Early on in the process, before the cast even started rehearsing, the Musical Director, Anthony Edwards, and I put together our wish list of the various parts of the show that wanted to be sweetened by recorded vocals. Most of these moments were chants of "Peron! Peron!" or "Evita! Evita!" but there were a few select musical moments we decided to record to bolster the energy in the show.
The session took place while I was still in NYC, not in Kansas City, but I took the recordings once I got to town and I began to play. I spent a lot of time messing around with various plug-ins and effects, seeing what was possible, what would give me the most effective "chorusing" effect.
The following are 8 samples of the same vocal recording. It's the same section of recording, but each sample is one more layer of processing on the vocals. I hope this gives a pretty clear idea of just what is possible with sound these days! But with great power comes great responsibility. :-)
So, first up, a dry vocal track. We used two mics in the recording studio: one for the men, one for the women. This track is unaffected, just as it was recorded, mixing the two mics together evenly:
Next up, I grabbed another take of the same section and layered it on top of the first take...
Then, I cleaned each track up with some EQ and compression...
Just to rewind for a second, here's just a single track of the men's vocal, for reference:
Now here's that same single track, but with a plug-in called Octavox inserted on the track.

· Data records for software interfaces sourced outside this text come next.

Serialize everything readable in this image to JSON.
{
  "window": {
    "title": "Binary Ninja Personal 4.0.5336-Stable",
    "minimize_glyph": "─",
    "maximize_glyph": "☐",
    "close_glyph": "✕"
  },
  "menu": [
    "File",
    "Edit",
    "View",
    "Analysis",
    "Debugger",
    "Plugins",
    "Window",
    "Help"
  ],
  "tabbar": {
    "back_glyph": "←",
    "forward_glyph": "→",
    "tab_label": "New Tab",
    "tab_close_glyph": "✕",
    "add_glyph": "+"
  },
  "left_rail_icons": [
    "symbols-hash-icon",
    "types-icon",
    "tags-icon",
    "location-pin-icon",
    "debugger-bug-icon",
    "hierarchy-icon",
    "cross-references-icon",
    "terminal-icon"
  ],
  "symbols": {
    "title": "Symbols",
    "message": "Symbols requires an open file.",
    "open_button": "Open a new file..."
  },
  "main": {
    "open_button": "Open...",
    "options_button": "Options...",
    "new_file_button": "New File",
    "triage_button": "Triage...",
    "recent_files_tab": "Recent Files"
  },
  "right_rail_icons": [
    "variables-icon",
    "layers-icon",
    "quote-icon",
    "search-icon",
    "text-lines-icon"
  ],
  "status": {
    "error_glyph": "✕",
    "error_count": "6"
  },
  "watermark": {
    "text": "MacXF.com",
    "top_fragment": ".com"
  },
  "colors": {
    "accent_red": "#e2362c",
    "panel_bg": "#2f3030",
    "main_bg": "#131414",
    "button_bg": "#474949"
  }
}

I used Eventide's Octavox plug-in extensively in this process. I tried Logic's standard Chorus, Ensemble, and PShift (pitch shift) plug-ins, I tried Waves' Doubler plug-in and their UltraPitch plug-in, I even experimented with Waves' MaxxBass and Metric Halo's Thump plug-in. None of them came close to the ease and variability of Octavox. Most of the effects I auditioned ended up feeling far too "effecty" and obvious. Octavox gave me control of pitch, volume, and delay time per voice, and there are 8 voices! So from one track, I was able to create 8 separate but very similar tracks.
So, as you can see in the screen grab above, I am able to vary the 8 voices very slightly, in terms of pitch and time, to create a thicker, fuller sound. Note that I'm not using any of the feedback or looping capabilities of the plug-in - it can do so much more than I let it do on this project! I love this thing! Now, here's the full cast with the Octavox plug-in inserted across each track individually:
Sprinkle some reverb on...
OK, so it's more like a dousing of reverb, but since it's a sweetening track, it will never play on its own in the theater, so I'm able to go further with the reverb to create a sense of space and energy. Here's a quick little cross-fade I made, starting with the cast's dry, unaffected vocals and ending with the completed design.
nd lastly, here's a snippet of audio from a b-roll run that we did for the show. It's only an approximation of how the show sounds life (just imagine it much fuller and more exciting, I promise) but it shows how we layer the live voices with the recorded sweetening tracks:
So there you have it! A soup-to-nuts look at the sound design of Evita. From initial design conversations and generating of plots and draftings, all the way through to a finished, full-teched show. And good thing, too, since tonight is opening night. Just in time! Thanks for reading :-)